Stored dataset items:

Segment Open

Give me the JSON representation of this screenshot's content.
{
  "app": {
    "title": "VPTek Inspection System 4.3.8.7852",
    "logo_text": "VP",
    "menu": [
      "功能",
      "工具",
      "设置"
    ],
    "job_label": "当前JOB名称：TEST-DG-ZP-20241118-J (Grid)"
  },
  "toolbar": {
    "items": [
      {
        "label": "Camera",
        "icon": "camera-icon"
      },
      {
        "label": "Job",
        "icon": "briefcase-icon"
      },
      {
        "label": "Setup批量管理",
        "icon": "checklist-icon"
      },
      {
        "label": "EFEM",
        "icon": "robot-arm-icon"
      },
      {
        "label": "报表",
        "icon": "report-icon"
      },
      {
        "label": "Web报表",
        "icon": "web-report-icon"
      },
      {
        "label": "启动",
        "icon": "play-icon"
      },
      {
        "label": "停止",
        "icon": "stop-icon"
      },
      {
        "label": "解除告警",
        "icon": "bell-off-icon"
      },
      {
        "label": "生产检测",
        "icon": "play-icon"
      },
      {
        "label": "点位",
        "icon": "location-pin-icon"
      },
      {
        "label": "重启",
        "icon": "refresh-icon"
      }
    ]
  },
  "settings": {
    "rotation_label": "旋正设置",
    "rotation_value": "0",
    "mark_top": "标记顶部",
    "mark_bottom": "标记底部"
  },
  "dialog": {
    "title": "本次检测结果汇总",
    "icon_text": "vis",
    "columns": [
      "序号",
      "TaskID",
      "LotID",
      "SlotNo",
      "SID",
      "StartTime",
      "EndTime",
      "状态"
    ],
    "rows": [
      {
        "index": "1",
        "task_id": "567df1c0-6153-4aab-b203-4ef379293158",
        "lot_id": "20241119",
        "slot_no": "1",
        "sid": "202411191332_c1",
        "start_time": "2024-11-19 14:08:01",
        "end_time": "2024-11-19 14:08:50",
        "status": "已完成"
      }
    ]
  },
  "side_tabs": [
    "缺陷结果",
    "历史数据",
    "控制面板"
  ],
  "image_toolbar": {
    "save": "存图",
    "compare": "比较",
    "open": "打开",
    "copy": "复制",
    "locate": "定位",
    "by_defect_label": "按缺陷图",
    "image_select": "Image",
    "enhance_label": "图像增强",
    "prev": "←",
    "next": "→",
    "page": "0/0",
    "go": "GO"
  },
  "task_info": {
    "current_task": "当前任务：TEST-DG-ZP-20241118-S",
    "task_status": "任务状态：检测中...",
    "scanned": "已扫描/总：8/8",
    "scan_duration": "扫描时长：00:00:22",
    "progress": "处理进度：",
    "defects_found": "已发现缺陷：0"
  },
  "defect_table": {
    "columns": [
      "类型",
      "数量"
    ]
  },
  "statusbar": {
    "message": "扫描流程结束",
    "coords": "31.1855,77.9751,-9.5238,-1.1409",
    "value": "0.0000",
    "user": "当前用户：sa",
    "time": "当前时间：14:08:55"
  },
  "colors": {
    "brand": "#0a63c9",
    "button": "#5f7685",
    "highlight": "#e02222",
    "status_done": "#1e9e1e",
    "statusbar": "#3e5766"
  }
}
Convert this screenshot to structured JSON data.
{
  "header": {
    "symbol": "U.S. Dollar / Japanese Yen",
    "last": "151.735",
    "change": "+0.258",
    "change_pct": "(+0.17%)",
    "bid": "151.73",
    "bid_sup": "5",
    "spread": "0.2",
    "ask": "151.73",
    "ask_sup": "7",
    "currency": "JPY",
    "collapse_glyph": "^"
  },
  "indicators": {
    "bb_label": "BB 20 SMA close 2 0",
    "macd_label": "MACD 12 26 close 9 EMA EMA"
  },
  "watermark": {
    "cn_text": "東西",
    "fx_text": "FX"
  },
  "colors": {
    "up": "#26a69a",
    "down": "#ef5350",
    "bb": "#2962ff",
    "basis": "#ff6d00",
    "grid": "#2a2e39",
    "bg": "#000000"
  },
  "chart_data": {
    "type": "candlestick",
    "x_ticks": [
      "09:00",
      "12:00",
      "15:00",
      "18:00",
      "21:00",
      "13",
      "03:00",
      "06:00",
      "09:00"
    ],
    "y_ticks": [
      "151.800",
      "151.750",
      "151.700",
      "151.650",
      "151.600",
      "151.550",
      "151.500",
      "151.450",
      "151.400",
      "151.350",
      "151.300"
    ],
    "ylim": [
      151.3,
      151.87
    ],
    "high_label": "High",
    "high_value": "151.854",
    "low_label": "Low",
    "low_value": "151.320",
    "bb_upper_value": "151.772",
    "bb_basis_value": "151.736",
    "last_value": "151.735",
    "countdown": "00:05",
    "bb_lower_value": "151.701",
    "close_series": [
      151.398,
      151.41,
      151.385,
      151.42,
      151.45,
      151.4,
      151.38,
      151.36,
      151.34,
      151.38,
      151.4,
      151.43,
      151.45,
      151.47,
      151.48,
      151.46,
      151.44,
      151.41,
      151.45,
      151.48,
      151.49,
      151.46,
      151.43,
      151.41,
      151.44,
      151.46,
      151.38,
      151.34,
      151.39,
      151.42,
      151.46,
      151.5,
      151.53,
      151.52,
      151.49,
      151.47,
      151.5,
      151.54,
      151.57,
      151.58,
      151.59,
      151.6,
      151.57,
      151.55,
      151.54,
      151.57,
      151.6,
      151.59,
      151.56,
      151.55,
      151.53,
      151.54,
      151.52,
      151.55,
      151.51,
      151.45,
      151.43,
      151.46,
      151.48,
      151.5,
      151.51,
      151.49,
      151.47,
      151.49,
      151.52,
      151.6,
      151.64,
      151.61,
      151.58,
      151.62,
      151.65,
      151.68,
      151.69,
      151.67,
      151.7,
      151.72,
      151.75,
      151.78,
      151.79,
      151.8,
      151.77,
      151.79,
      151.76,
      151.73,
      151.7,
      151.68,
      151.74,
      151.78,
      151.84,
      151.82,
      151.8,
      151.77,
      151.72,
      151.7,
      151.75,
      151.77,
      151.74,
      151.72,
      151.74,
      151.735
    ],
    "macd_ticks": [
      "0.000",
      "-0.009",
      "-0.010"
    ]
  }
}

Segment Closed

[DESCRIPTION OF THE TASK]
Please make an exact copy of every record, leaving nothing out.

[EXERCISE SOLUTION]
Give me the JSON representation of this screenshot's content.
{
  "app": {
    "title": "VPTek Inspection System 4.3.8.7852",
    "logo_text": "VP",
    "menu": [
      "功能",
      "工具",
      "设置"
    ],
    "job_label": "当前JOB名称：TEST-DG-ZP-20241118-J (Grid)"
  },
  "toolbar": {
    "items": [
      {
        "label": "Camera",
        "icon": "camera-icon"
      },
      {
        "label": "Job",
        "icon": "briefcase-icon"
      },
      {
        "label": "Setup批量管理",
        "icon": "checklist-icon"
      },
      {
        "label": "EFEM",
        "icon": "robot-arm-icon"
      },
      {
        "label": "报表",
        "icon": "report-icon"
      },
      {
        "label": "Web报表",
        "icon": "web-report-icon"
      },
      {
        "label": "启动",
        "icon": "play-icon"
      },
      {
        "label": "停止",
        "icon": "stop-icon"
      },
      {
        "label": "解除告警",
        "icon": "bell-off-icon"
      },
      {
        "label": "生产检测",
        "icon": "play-icon"
      },
      {
        "label": "点位",
        "icon": "location-pin-icon"
      },
      {
        "label": "重启",
        "icon": "refresh-icon"
      }
    ]
  },
  "settings": {
    "rotation_label": "旋正设置",
    "rotation_value": "0",
    "mark_top": "标记顶部",
    "mark_bottom": "标记底部"
  },
  "dialog": {
    "title": "本次检测结果汇总",
    "icon_text": "vis",
    "columns": [
      "序号",
      "TaskID",
      "LotID",
      "SlotNo",
      "SID",
      "StartTime",
      "EndTime",
      "状态"
    ],
    "rows": [
      {
        "index": "1",
        "task_id": "567df1c0-6153-4aab-b203-4ef379293158",
        "lot_id": "20241119",
        "slot_no": "1",
        "sid": "202411191332_c1",
        "start_time": "2024-11-19 14:08:01",
        "end_time": "2024-11-19 14:08:50",
        "status": "已完成"
      }
    ]
  },
  "side_tabs": [
    "缺陷结果",
    "历史数据",
    "控制面板"
  ],
  "image_toolbar": {
    "save": "存图",
    "compare": "比较",
    "open": "打开",
    "copy": "复制",
    "locate": "定位",
    "by_defect_label": "按缺陷图",
    "image_select": "Image",
    "enhance_label": "图像增强",
    "prev": "←",
    "next": "→",
    "page": "0/0",
    "go": "GO"
  },
  "task_info": {
    "current_task": "当前任务：TEST-DG-ZP-20241118-S",
    "task_status": "任务状态：检测中...",
    "scanned": "已扫描/总：8/8",
    "scan_duration": "扫描时长：00:00:22",
    "progress": "处理进度：",
    "defects_found": "已发现缺陷：0"
  },
  "defect_table": {
    "columns": [
      "类型",
      "数量"
    ]
  },
  "statusbar": {
    "message": "扫描流程结束",
    "coords": "31.1855,77.9751,-9.5238,-1.1409",
    "value": "0.0000",
    "user": "当前用户：sa",
    "time": "当前时间：14:08:55"
  },
  "colors": {
    "brand": "#0a63c9",
    "button": "#5f7685",
    "highlight": "#e02222",
    "status_done": "#1e9e1e",
    "statusbar": "#3e5766"
  }
}
Convert this screenshot to structured JSON data.
{
  "header": {
    "symbol": "U.S. Dollar / Japanese Yen",
    "last": "151.735",
    "change": "+0.258",
    "change_pct": "(+0.17%)",
    "bid": "151.73",
    "bid_sup": "5",
    "spread": "0.2",
    "ask": "151.73",
    "ask_sup": "7",
    "currency": "JPY",
    "collapse_glyph": "^"
  },
  "indicators": {
    "bb_label": "BB 20 SMA close 2 0",
    "macd_label": "MACD 12 26 close 9 EMA EMA"
  },
  "watermark": {
    "cn_text": "東西",
    "fx_text": "FX"
  },
  "colors": {
    "up": "#26a69a",
    "down": "#ef5350",
    "bb": "#2962ff",
    "basis": "#ff6d00",
    "grid": "#2a2e39",
    "bg": "#000000"
  },
  "chart_data": {
    "type": "candlestick",
    "x_ticks": [
      "09:00",
      "12:00",
      "15:00",
      "18:00",
      "21:00",
      "13",
      "03:00",
      "06:00",
      "09:00"
    ],
    "y_ticks": [
      "151.800",
      "151.750",
      "151.700",
      "151.650",
      "151.600",
      "151.550",
      "151.500",
      "151.450",
      "151.400",
      "151.350",
      "151.300"
    ],
    "ylim": [
      151.3,
      151.87
    ],
    "high_label": "High",
    "high_value": "151.854",
    "low_label": "Low",
    "low_value": "151.320",
    "bb_upper_value": "151.772",
    "bb_basis_value": "151.736",
    "last_value": "151.735",
    "countdown": "00:05",
    "bb_lower_value": "151.701",
    "close_series": [
      151.398,
      151.41,
      151.385,
      151.42,
      151.45,
      151.4,
      151.38,
      151.36,
      151.34,
      151.38,
      151.4,
      151.43,
      151.45,
      151.47,
      151.48,
      151.46,
      151.44,
      151.41,
      151.45,
      151.48,
      151.49,
      151.46,
      151.43,
      151.41,
      151.44,
      151.46,
      151.38,
      151.34,
      151.39,
      151.42,
      151.46,
      151.5,
      151.53,
      151.52,
      151.49,
      151.47,
      151.5,
      151.54,
      151.57,
      151.58,
      151.59,
      151.6,
      151.57,
      151.55,
      151.54,
      151.57,
      151.6,
      151.59,
      151.56,
      151.55,
      151.53,
      151.54,
      151.52,
      151.55,
      151.51,
      151.45,
      151.43,
      151.46,
      151.48,
      151.5,
      151.51,
      151.49,
      151.47,
      151.49,
      151.52,
      151.6,
      151.64,
      151.61,
      151.58,
      151.62,
      151.65,
      151.68,
      151.69,
      151.67,
      151.7,
      151.72,
      151.75,
      151.78,
      151.79,
      151.8,
      151.77,
      151.79,
      151.76,
      151.73,
      151.7,
      151.68,
      151.74,
      151.78,
      151.84,
      151.82,
      151.8,
      151.77,
      151.72,
      151.7,
      151.75,
      151.77,
      151.74,
      151.72,
      151.74,
      151.735
    ],
    "macd_ticks": [
      "0.000",
      "-0.009",
      "-0.010"
    ]
  }
}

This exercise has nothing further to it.